Conservatives are playing bait-and-switch politics in their efforts to recall DAs such as Gascón. If they were serious about curtailing crime, and the conditions of poverty and despair that lead to so many criminal acts, they’d be supporting policies aimed at investing in communities. They would be supporting initiatives to massively expand funding for affordable housing, drug treatment, and mental health services. They would be supporting expanded access to health care coverage. Above all, they would be supporting sensible gun control polices. But they don’t support any of these interventions.

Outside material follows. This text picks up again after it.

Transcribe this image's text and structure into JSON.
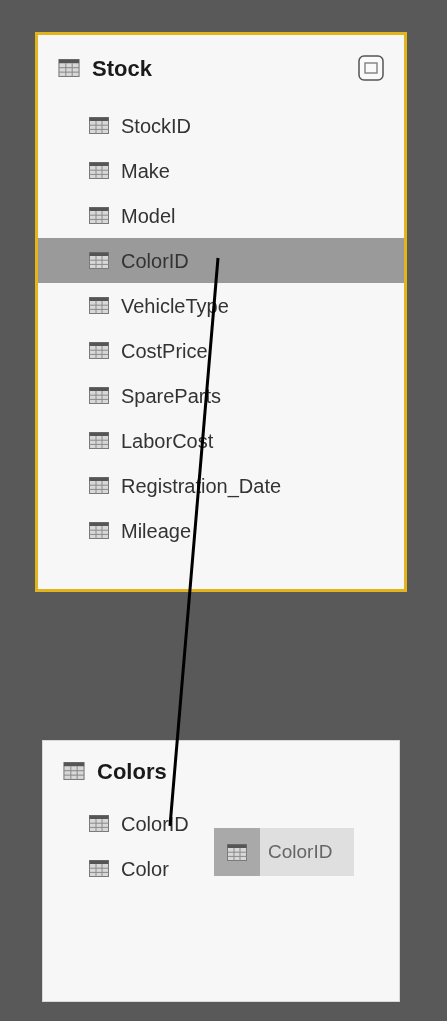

Oh, and then of course there’s this: If Republicans really were serious about crime, law-and-order, support for the police, and so on, they wouldn’t be in a death-cult embrace with a seditionist, coup-plotting, insurrection-inspiring, paramilitary-flirting, mob-rousing, potentially Espionage Act–breaking, fascist thug like Donald Trump. But they are. And so long as they are, nobody in their right mind ought to pay any heed to the GOP’s claims of being the party of law and order, or to its hypocritical bromides against progressive DAs and the much-needed reforms they are attempting to implement.